* WHAT TO DO: Copy out, from the entries below, each line holding the string "this".

Data extracted from a collection:
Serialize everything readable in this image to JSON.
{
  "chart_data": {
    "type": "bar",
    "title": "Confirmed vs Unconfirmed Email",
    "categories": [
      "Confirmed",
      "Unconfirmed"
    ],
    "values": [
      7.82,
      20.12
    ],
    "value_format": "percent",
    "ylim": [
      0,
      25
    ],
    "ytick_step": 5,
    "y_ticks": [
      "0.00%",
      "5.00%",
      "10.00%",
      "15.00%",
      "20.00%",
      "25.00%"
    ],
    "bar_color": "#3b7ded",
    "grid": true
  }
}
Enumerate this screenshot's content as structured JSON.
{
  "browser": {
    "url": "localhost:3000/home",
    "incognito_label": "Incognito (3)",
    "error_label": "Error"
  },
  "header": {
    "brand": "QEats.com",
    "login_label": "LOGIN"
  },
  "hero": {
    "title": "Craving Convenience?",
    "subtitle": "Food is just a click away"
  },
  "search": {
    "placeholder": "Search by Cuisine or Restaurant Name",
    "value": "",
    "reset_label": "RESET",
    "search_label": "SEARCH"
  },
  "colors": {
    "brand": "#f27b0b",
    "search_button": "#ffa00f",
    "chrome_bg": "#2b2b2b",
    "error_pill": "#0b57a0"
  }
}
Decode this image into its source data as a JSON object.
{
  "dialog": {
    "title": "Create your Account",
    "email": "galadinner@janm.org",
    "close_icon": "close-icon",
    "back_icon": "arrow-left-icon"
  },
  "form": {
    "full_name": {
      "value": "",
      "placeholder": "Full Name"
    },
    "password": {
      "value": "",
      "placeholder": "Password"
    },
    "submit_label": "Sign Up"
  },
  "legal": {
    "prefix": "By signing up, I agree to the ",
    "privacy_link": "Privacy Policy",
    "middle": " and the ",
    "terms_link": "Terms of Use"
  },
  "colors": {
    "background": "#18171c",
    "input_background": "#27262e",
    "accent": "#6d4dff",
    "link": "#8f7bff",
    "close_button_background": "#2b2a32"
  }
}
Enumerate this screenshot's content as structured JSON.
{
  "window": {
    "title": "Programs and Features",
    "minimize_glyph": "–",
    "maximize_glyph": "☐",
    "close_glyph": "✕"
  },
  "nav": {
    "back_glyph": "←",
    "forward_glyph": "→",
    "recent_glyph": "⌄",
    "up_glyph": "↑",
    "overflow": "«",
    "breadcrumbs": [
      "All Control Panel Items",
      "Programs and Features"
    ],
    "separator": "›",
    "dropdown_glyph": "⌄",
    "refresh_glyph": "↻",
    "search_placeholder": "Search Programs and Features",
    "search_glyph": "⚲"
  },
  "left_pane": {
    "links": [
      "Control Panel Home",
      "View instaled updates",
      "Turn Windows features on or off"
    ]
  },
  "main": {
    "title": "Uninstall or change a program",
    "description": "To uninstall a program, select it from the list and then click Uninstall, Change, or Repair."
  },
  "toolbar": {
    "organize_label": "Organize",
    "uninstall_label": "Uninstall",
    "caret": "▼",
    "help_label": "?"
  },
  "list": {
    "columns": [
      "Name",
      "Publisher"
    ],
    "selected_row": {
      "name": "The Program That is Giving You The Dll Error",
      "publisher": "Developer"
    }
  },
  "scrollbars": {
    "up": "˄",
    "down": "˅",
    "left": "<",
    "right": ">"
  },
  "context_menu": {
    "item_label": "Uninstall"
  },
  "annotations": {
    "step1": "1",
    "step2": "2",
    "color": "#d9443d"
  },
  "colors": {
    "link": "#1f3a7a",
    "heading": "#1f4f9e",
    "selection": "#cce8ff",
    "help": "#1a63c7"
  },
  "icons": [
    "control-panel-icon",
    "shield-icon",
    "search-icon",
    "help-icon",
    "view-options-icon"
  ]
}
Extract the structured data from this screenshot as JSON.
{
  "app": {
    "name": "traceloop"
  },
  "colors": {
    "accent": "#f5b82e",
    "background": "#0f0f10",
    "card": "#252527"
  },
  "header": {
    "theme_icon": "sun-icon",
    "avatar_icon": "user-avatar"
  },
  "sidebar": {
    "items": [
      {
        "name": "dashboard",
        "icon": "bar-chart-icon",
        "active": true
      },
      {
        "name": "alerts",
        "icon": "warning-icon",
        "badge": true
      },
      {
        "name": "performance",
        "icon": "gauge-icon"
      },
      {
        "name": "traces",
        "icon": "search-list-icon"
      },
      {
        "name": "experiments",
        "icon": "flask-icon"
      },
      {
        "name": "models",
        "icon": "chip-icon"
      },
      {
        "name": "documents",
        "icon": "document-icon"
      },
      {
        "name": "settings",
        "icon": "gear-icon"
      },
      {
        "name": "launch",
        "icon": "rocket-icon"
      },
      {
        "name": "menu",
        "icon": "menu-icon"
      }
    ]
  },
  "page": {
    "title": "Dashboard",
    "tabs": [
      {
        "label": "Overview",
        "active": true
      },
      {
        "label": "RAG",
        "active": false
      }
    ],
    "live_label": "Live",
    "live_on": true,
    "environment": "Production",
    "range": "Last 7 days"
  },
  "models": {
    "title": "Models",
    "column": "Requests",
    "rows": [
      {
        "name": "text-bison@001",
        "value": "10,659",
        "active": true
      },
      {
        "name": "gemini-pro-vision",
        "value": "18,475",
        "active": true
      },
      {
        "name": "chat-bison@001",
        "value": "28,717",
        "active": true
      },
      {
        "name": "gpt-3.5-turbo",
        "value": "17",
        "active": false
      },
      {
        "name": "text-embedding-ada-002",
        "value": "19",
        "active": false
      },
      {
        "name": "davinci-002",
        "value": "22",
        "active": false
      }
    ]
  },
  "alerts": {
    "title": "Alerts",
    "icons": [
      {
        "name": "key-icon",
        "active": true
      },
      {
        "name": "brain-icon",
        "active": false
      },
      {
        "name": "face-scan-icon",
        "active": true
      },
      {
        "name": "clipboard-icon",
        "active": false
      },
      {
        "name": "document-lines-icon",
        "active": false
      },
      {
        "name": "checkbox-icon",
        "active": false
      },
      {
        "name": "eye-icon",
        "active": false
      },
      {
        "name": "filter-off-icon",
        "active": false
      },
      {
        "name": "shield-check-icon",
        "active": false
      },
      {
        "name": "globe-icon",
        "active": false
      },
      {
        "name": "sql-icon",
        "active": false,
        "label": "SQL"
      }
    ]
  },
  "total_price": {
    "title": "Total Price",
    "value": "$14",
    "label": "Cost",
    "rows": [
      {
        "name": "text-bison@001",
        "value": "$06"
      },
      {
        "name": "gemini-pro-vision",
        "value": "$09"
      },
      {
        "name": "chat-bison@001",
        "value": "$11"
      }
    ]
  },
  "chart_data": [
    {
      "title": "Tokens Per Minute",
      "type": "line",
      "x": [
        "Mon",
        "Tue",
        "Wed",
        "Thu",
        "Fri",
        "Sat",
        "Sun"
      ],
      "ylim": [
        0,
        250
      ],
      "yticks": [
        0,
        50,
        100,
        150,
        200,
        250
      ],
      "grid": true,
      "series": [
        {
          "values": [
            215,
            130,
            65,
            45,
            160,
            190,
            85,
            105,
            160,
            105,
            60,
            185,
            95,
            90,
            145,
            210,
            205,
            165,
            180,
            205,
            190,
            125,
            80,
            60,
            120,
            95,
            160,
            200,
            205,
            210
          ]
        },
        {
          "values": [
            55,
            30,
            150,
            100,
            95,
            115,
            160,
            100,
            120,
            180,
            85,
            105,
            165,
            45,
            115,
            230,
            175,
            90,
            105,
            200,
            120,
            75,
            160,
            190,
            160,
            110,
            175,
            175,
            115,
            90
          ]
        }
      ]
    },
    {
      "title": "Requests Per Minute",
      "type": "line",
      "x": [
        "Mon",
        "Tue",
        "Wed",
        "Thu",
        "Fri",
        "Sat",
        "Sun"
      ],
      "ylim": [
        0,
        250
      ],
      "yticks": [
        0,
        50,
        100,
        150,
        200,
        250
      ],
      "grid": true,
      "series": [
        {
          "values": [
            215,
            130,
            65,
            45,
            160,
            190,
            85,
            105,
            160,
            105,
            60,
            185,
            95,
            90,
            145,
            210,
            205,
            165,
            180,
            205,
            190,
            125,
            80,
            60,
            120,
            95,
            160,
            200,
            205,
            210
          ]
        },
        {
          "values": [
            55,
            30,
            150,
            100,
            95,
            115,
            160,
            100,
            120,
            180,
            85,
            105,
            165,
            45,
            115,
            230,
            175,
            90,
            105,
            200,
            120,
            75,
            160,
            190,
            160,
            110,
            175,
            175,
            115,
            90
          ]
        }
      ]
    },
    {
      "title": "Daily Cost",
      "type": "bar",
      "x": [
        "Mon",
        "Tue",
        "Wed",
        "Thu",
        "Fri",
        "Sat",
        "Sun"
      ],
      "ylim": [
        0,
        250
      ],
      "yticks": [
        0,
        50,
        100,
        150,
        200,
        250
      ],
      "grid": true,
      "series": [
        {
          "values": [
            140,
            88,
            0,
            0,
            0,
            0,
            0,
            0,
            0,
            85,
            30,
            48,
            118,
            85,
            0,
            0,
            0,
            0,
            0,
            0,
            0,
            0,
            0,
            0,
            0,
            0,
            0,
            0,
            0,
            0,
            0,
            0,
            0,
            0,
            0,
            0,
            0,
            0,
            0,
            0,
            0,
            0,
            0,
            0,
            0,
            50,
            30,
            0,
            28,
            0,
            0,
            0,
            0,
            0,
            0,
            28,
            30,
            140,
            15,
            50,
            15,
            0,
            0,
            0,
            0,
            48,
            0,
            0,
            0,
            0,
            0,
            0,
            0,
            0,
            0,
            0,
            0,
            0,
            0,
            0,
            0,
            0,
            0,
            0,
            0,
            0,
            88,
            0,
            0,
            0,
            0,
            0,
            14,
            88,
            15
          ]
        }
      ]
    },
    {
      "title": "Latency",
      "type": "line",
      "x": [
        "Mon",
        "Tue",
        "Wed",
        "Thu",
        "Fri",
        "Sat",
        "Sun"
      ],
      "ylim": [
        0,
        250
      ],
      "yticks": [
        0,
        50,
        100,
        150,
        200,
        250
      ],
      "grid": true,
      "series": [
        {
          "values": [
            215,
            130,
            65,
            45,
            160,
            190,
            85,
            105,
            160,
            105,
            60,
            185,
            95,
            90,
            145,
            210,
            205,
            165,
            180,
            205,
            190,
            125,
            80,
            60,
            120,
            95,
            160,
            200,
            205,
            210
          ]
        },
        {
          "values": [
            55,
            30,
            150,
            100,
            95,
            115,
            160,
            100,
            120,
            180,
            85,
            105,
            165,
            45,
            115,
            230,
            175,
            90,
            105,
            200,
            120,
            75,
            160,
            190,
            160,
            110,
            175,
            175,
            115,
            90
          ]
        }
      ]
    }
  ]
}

* ANSWER BOX:
Serialize everything readable in this image to JSON.
Enumerate this screenshot's content as structured JSON.
Decode this image into its source data as a JSON object.
Enumerate this screenshot's content as structured JSON.
Extract the structured data from this screenshot as JSON.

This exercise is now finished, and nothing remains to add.